“Here in Alaska we lucked out, I think, so far, with relatively very low numbers of positive COVID, and even fewer fatalities,” said Dr. Bernd Jilly, who directs the state public health labs. “So that’s really good.”

Jilly said testing will be crucial to answering basic questions that scientists are still struggling with.

“I think it’s very important, because we are nowhere near done with this thing,” he said. “And because this is a brand new disease, we have no idea how it’s going to behave.”

Jilly pointed out that we don’t know how long COVID-19 patients maintain immunity once they recover, or even if the disease can return after hiding in the body, like shingles and herpes.

“We don’t know, so the more testing we can do, the more people can get a good picture of this,” Jilly said. “And the thing is, if we can catch people early in the course of their disease, we can sequester them, limit their interaction with susceptible folks and, you know, keep it as much at bay as we possibly can.”
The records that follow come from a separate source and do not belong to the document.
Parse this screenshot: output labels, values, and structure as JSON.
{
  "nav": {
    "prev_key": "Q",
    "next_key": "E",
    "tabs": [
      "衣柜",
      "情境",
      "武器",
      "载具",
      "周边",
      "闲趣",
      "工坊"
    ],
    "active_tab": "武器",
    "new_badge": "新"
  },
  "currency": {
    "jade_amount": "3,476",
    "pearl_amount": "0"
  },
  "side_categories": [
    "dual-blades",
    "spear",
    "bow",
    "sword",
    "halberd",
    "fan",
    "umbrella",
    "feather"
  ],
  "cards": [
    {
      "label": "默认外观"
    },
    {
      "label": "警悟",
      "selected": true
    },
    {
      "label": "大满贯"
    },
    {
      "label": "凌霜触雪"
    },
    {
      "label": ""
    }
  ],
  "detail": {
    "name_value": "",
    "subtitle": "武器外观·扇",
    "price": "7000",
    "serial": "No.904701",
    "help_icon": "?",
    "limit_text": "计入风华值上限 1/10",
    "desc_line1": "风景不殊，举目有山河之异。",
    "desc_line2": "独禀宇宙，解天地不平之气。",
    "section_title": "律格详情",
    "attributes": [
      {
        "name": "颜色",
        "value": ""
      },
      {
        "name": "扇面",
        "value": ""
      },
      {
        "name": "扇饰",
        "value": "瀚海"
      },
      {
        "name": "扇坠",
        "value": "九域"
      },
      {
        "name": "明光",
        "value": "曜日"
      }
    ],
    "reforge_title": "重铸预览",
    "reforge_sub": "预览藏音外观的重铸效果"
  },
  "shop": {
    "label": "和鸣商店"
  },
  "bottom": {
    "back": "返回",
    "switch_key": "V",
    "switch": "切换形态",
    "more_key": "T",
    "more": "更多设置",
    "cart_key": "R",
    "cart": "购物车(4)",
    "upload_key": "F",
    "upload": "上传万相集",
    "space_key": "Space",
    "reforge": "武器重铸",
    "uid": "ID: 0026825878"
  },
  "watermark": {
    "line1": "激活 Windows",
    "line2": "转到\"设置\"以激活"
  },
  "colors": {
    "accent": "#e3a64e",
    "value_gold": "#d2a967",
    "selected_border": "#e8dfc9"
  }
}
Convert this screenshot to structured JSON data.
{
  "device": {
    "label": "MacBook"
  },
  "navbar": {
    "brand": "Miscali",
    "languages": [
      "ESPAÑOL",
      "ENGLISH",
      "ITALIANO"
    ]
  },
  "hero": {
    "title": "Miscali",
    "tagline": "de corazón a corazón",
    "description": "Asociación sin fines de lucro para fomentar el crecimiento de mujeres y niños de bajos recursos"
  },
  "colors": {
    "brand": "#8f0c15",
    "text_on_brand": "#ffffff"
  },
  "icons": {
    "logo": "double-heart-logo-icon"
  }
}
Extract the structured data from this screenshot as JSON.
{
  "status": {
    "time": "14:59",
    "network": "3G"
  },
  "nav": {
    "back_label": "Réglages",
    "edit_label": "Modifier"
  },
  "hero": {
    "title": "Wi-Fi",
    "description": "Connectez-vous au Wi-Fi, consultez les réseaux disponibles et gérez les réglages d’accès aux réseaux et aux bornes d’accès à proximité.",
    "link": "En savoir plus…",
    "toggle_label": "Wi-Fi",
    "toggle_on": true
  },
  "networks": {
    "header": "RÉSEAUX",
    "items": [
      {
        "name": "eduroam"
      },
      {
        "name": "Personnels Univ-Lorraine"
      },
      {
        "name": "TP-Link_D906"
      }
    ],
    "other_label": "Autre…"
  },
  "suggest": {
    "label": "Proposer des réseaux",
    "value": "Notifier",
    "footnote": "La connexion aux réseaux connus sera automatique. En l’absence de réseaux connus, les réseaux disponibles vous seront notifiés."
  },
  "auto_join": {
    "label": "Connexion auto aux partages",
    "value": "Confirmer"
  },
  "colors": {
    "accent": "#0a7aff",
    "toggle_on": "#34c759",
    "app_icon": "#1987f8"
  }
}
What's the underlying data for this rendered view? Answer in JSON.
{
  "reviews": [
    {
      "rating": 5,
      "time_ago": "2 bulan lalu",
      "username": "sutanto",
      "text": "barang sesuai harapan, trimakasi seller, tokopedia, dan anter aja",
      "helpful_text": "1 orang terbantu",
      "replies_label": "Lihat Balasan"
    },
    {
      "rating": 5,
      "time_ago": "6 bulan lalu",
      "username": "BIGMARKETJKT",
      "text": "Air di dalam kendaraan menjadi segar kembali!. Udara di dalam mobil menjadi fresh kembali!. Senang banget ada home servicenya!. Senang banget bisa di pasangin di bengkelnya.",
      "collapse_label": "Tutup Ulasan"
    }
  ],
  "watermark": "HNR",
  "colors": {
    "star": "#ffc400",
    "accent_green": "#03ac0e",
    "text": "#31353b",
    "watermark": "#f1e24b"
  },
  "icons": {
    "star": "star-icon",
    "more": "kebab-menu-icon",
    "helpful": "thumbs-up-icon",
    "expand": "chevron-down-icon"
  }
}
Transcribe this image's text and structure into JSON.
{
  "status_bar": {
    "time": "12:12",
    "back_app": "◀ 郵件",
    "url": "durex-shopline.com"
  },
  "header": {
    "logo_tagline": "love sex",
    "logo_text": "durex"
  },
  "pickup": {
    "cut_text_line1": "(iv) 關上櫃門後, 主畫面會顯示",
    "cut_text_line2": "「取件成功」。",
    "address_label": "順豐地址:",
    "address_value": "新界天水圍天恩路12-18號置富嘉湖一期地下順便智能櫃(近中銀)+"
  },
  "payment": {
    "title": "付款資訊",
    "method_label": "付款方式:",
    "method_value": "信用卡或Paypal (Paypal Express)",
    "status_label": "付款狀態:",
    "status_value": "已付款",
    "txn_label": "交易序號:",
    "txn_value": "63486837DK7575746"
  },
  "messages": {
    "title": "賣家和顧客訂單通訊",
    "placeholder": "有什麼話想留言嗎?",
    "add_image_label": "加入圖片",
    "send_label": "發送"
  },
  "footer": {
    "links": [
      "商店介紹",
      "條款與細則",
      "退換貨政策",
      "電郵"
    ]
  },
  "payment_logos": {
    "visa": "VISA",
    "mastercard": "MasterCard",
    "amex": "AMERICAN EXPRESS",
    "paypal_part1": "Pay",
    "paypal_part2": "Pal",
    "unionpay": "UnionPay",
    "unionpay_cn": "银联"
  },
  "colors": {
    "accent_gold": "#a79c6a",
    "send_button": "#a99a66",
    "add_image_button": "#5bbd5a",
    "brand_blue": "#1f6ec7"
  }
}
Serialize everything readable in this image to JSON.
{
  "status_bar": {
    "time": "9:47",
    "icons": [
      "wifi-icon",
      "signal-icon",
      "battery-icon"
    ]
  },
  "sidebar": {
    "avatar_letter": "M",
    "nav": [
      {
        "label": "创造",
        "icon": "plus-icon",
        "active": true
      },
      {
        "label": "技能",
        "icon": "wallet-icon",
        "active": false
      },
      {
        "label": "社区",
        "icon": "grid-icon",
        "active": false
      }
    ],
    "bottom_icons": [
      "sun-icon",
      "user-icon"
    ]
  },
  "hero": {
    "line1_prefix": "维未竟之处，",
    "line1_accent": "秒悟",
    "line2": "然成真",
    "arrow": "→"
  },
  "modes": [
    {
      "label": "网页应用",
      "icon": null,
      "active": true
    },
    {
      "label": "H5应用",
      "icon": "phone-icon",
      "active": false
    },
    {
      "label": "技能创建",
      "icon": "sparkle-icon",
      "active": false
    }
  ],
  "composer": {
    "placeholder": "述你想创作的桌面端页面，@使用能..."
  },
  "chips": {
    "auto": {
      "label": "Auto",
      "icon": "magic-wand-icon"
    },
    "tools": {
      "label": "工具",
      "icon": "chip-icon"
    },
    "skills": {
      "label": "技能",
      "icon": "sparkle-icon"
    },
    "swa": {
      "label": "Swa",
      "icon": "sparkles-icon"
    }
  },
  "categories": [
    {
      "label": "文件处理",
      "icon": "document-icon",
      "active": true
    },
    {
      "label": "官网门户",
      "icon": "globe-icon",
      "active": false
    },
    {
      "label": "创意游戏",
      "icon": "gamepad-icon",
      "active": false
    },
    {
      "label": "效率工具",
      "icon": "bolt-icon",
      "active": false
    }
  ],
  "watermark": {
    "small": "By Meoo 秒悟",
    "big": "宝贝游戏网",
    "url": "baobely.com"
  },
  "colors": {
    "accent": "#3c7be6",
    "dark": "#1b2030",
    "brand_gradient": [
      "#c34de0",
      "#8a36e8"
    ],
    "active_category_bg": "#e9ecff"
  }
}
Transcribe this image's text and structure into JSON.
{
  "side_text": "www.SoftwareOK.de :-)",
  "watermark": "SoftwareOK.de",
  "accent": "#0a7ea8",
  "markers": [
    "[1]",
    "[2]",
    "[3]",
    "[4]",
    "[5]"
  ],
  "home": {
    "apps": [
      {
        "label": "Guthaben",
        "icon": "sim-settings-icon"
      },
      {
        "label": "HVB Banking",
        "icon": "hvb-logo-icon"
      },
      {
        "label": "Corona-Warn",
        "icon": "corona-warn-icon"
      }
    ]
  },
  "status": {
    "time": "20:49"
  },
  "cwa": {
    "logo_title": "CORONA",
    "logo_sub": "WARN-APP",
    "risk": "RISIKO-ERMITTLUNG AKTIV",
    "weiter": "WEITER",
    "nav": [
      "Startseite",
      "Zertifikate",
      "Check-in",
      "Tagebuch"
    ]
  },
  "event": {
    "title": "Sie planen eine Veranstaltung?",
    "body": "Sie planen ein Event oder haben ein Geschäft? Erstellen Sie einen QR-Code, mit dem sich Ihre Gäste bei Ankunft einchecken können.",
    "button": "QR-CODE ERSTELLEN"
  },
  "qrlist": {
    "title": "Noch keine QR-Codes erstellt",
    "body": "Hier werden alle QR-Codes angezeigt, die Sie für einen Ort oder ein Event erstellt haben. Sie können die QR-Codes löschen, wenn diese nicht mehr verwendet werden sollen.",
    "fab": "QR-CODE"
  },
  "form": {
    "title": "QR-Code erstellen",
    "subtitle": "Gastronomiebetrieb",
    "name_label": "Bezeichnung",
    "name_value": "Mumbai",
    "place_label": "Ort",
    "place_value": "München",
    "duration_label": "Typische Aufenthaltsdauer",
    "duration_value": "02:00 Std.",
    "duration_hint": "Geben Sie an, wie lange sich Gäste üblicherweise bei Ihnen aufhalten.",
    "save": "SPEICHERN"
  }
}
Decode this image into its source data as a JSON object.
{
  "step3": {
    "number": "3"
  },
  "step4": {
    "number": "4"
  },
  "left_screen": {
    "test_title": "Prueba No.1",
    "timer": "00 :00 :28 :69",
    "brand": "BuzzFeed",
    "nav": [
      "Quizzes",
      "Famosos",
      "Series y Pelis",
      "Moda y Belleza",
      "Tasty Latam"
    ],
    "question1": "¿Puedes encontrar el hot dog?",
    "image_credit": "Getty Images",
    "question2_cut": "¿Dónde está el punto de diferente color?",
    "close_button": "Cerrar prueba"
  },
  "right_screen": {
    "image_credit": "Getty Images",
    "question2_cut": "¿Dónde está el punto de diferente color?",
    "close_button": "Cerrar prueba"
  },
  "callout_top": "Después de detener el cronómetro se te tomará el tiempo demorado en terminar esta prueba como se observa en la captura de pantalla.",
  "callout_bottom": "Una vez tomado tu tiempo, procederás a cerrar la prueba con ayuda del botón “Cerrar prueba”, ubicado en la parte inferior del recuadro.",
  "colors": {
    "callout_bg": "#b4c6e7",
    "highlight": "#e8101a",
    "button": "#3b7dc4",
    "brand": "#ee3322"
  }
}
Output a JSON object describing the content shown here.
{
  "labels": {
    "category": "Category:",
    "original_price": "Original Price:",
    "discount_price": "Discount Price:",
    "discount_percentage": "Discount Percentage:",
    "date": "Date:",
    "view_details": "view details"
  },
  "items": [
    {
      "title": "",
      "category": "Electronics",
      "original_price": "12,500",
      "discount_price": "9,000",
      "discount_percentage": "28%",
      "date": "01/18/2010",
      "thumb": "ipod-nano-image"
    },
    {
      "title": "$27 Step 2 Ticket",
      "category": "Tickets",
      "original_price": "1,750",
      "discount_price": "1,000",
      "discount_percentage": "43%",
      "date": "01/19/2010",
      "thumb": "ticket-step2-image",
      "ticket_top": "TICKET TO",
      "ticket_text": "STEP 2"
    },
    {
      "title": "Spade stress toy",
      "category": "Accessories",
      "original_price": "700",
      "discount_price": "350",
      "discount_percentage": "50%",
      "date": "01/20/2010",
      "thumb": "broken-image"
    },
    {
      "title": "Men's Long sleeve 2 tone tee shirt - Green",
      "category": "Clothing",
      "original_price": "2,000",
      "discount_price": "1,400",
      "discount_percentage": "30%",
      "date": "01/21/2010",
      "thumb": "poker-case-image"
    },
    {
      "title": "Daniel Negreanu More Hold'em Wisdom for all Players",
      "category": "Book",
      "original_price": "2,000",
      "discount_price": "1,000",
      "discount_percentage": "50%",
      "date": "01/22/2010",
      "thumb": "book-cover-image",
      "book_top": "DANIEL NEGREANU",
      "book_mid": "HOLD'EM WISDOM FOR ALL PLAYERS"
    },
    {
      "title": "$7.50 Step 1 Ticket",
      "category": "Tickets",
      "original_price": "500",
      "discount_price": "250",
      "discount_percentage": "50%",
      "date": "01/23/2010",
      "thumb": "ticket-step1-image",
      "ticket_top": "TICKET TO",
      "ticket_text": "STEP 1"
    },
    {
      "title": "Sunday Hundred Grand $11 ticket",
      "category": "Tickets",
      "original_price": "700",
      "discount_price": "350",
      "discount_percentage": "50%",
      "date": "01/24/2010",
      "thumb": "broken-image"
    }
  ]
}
Jilly sees potential in using blood tests in the coming months to get a better sense of what share of the population has contracted the virus.

“Those are these big-question tests and studies that are done, usually after the fact, so that we could be better prepared for the next time it happens,” he said.

For example, if there is another increase in cases in the fall, the testing the state is doing now will allow it to know more then.

Blood tests aren’t helpful in diagnosing patients. And there have been problems found with the precision of some of the blood tests that are being marketed.

Previous articleRavn’s bankruptcy leaves medical transport vacuum in rural Alaska
Next articleKetchikan’s distance learning program was ready to scale up. So why did the state go with Florida’s?

No posts to display